▸ Work order:
In the material below, find every line with "subtitle" and pull it out.
========================================
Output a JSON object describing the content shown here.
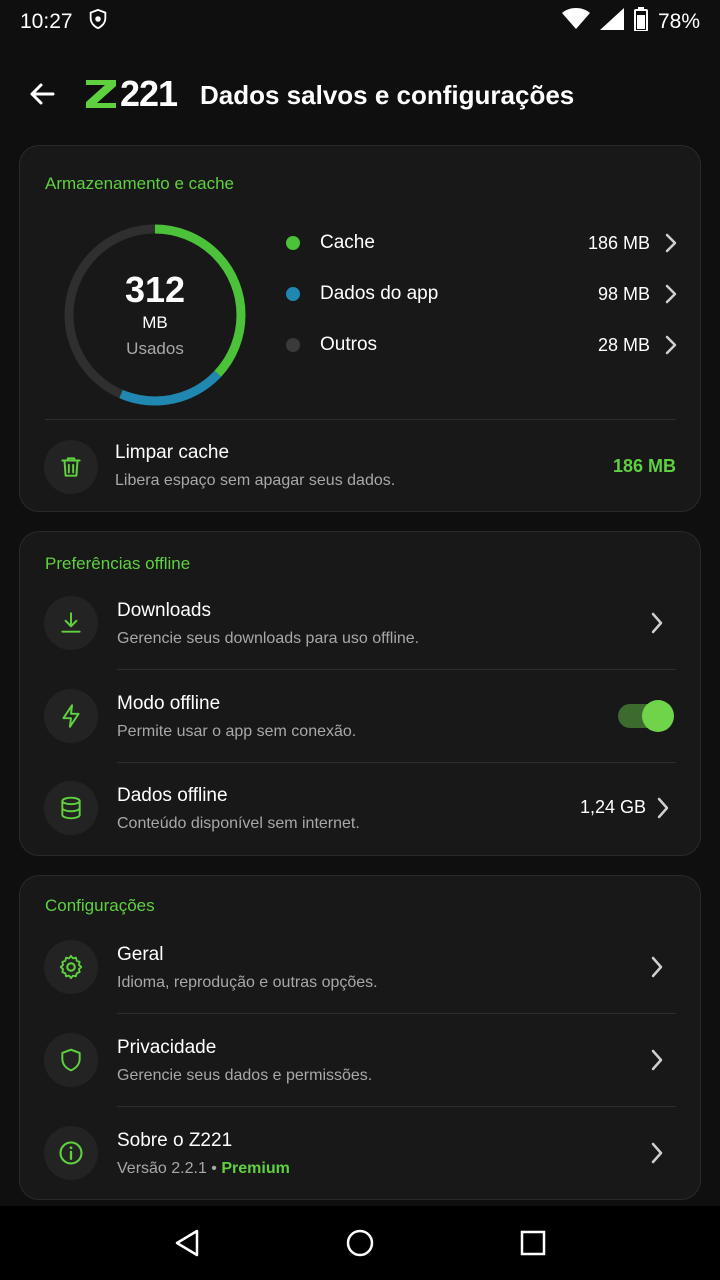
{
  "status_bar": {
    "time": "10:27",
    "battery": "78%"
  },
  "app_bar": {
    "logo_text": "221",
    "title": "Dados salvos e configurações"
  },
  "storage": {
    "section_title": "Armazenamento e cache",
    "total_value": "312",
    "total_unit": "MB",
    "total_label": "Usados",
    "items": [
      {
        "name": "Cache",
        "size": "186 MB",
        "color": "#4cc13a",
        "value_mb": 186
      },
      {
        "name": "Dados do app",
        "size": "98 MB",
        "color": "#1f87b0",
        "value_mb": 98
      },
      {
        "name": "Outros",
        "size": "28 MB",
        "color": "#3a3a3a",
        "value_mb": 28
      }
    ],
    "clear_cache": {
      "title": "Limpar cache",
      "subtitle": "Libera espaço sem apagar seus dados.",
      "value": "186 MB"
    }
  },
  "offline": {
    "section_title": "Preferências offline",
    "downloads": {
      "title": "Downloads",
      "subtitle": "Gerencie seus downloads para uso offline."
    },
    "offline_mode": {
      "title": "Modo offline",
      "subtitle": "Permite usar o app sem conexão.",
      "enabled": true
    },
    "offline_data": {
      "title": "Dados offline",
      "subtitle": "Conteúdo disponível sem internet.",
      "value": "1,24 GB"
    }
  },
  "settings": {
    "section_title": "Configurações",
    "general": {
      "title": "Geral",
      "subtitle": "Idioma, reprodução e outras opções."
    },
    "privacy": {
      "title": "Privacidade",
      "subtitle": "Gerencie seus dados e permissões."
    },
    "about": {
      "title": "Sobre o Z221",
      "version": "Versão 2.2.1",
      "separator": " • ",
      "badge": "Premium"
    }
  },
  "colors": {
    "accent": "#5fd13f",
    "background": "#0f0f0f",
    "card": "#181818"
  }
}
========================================
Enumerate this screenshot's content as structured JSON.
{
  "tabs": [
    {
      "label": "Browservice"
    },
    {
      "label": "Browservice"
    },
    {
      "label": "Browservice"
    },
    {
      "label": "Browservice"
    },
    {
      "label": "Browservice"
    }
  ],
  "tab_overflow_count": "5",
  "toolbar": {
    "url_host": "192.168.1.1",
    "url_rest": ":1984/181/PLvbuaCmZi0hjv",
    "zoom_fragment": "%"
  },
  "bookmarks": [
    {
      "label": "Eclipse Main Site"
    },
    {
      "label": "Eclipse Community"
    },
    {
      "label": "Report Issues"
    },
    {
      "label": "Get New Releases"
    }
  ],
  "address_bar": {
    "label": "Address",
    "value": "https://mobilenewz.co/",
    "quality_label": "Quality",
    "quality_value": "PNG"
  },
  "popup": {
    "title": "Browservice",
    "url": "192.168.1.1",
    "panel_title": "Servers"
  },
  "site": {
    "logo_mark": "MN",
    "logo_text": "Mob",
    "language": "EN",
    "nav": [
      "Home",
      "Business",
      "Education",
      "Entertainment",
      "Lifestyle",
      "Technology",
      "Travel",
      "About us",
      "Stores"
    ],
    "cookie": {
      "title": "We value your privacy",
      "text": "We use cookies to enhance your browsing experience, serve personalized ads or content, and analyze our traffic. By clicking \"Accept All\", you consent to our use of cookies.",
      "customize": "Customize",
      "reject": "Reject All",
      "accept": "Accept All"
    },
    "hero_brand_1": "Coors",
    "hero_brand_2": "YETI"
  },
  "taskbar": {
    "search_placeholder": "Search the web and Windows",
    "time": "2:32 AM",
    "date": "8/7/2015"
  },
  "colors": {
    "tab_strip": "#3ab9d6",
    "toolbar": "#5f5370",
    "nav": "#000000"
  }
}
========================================
▸ Response below:
      "subtitle": "Libera espaço sem apagar seus dados.",
      "subtitle": "Gerencie seus downloads para uso offline."
      "subtitle": "Permite usar o app sem conexão.",
      "subtitle": "Conteúdo disponível sem internet.",
      "subtitle": "Idioma, reprodução e outras opções."
      "subtitle": "Gerencie seus dados e permissões."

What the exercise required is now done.